YOUR GOAL ->
The answer must consist of every line in the data that contains "location".

(SUPPLIED DATA)

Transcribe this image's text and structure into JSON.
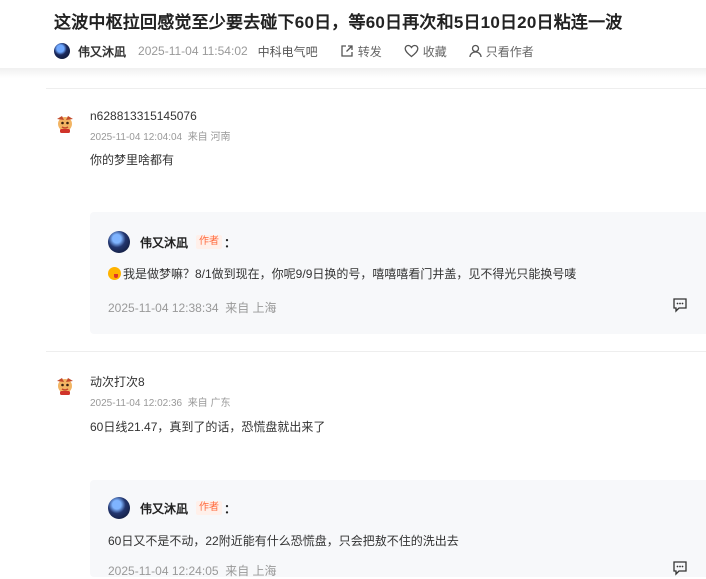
{
  "post": {
    "title": "这波中枢拉回感觉至少要去碰下60日，等60日再次和5日10日20日粘连一波",
    "author": "伟又沐凪",
    "date": "2025-11-04 11:54:02",
    "bar": "中科电气吧",
    "actions": {
      "share": "转发",
      "collect": "收藏",
      "only_author": "只看作者"
    }
  },
  "comments": [
    {
      "user": "n628813315145076",
      "time": "2025-11-04 12:04:04",
      "location": "来自 河南",
      "text": "你的梦里啥都有",
      "reply": {
        "author": "伟又沐凪",
        "badge": "作者",
        "colon": "：",
        "text": "我是做梦嘛？8/1做到现在，你呢9/9日换的号，嘻嘻嘻看门井盖，见不得光只能换号唛",
        "time": "2025-11-04 12:38:34",
        "location": "来自 上海"
      }
    },
    {
      "user": "动次打次8",
      "time": "2025-11-04 12:02:36",
      "location": "来自 广东",
      "text": "60日线21.47，真到了的话，恐慌盘就出来了",
      "reply": {
        "author": "伟又沐凪",
        "badge": "作者",
        "colon": "：",
        "text": "60日又不是不动，22附近能有什么恐慌盘，只会把敖不住的洗出去",
        "time": "2025-11-04 12:24:05",
        "location": "来自 上海"
      }
    }
  ],
  "colors": {
    "badge": "#ff6a3d",
    "reply_bg": "#f7f8fa",
    "muted": "#999999"
  }
}
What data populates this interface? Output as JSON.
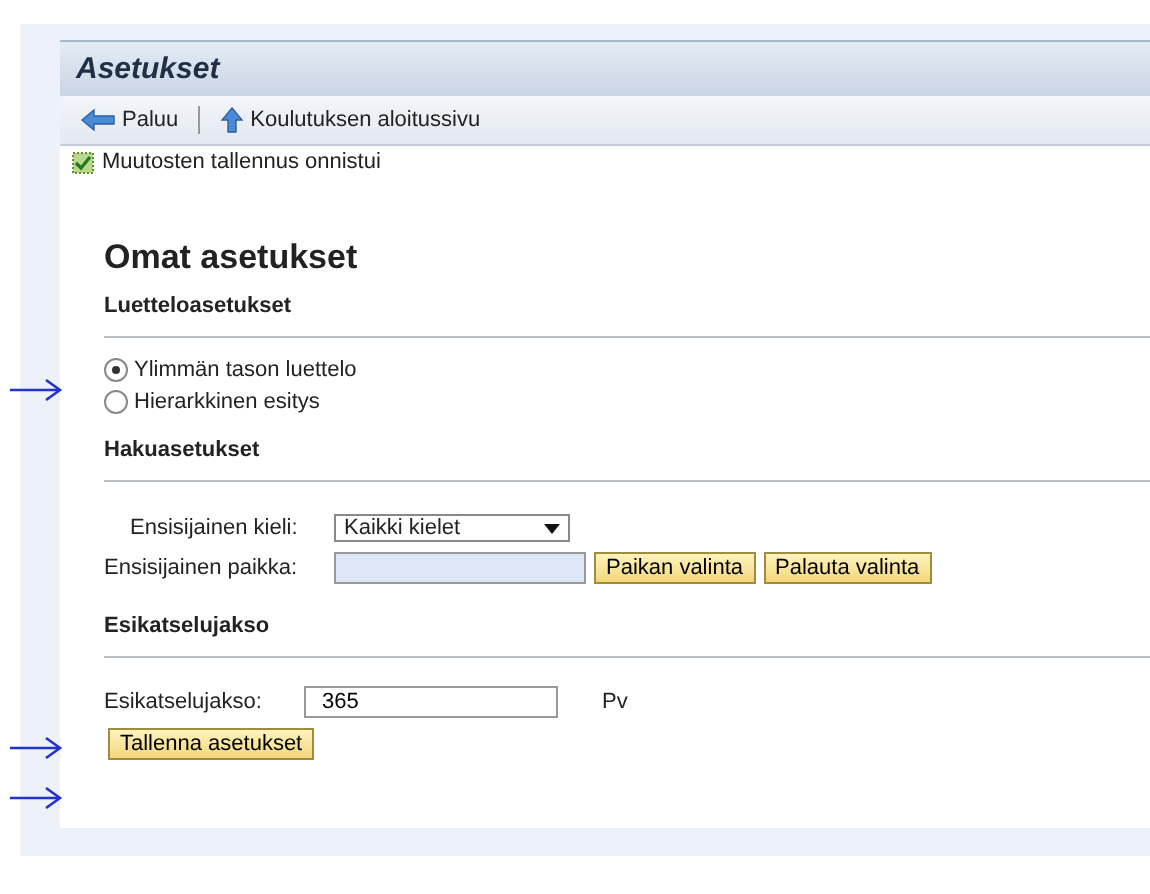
{
  "window": {
    "title": "Asetukset"
  },
  "toolbar": [
    {
      "kind": "back",
      "label": "Paluu"
    },
    {
      "kind": "home",
      "label": "Koulutuksen aloitussivu"
    }
  ],
  "message": {
    "text": "Muutosten tallennus onnistui",
    "checked": true
  },
  "page_title": "Omat asetukset",
  "list_settings": {
    "heading": "Luetteloasetukset",
    "options": [
      {
        "label": "Ylimmän tason luettelo",
        "selected": true
      },
      {
        "label": "Hierarkkinen esitys",
        "selected": false
      }
    ]
  },
  "search_settings": {
    "heading": "Hakuasetukset",
    "language_label": "Ensisijainen kieli:",
    "language_value": "Kaikki kielet",
    "place_label": "Ensisijainen paikka:",
    "buttons": [
      "Paikan valinta",
      "Palauta valinta"
    ]
  },
  "preview": {
    "heading": "Esikatselujakso",
    "label": "Esikatselujakso:",
    "value": "365",
    "unit": "Pv"
  },
  "save_button": "Tallenna asetukset"
}
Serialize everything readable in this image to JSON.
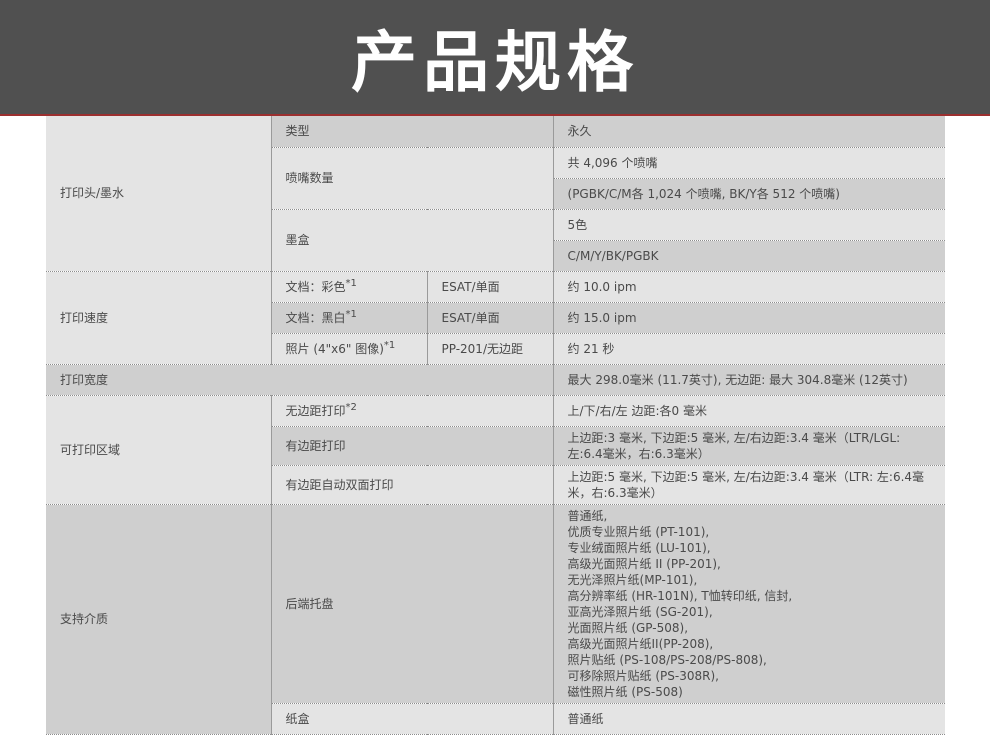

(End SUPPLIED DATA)

ANSWER BELOW ->
      "location": "来自 河南",
        "location": "来自 上海"
      "location": "来自 广东",
        "location": "来自 上海"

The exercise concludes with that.